BY BRANDY TEMPLETON
For the first time in three years, Scotts Elementary School students got to enjoy the A+ Arts Celebration on Friday.
They had a little help from their big friends at West Iredell High School.
The idea for the celebration came to fruition after Scotts Elementary became an integrated arts school in 2016. Except for the past two years, when the COVID-19 pandemic forced the event to be canceled, the two schools have collaborated to showcase the different arts programs at West for the Scotts students.
During the morning, kindergarten through fifth-grade students rotated to different areas, interacting with students in art, band, chorus, and drama classes.
Drama teacher Maggie Hughes brought six of her students from West Iredell to participate in theater exercises.
“If you like to pretend, be silly, or be loud, that’s what theater is,” she told the Scotts students.
Second-graders giggled while trying to say the “Peter Piper” and “Woodchuck” rhymes.
They enjoyed singing about a moose drinking juice and Bob in the button factory.
Band director Chad Evans brought his drum line to get students excited about band. He talked about all the different instruments used in band and then allowed the Scotts students to try their hand at drumming.
“The drum line is probably the most exciting part,” Evans shared. “They’re the ones that make you want to dance and move around.”
Kindergarten students enjoyed hitting on the bass, snare, and tenor drums until it was time to rotate to the next area.

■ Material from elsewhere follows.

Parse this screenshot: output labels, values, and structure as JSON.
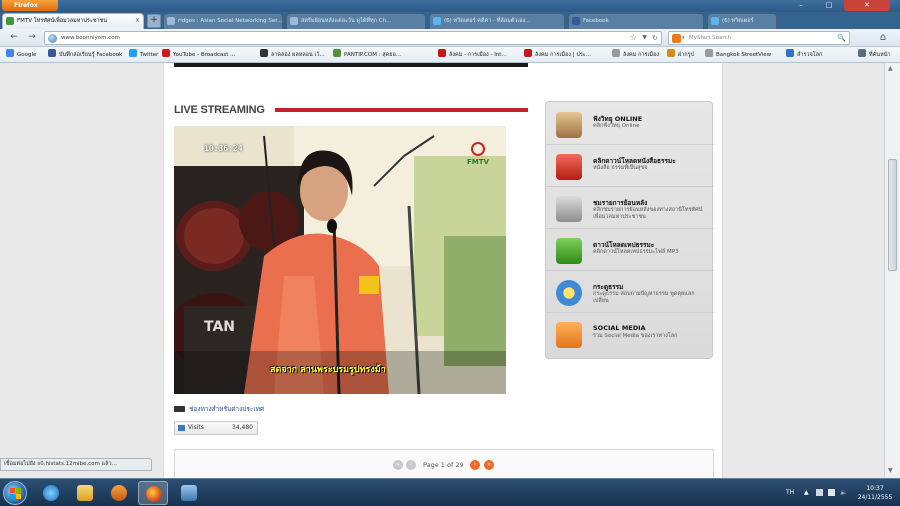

In Ms. “B’s” music room, fifth-graders tapped their hands and feet to Smashmouth’s “All Star” before a stop in Amanda Prevette’s art classroom.
While there, students used pieces of torn construction paper to imitate artist Jean Arp. Another treat for the children was singing with chorus students from West Iredell teacher Tara Pass’ classes.
Around 20 students led small-group efforts broke into groups to teach students voice warm-ups and the words to a song in Swahili.
Instructional facilitator Lashon Lee thought WIHS students did a terrific job interacting with the young students.
“They did a great job,” she said.
Scotts Principal Susan Fail was also pleased.
“I think with the A+ school team planning it out with WIHS it was a success,” she said. “I went to every grade level at every area to watch.”
Fail said the students seemed happy to participate.
“Even the fifth-graders seemed engaged,” she said.
And she enjoyed having the high school students around too.
“One student got down on his knees,” she said. “It seemed like they were trying to be little too.”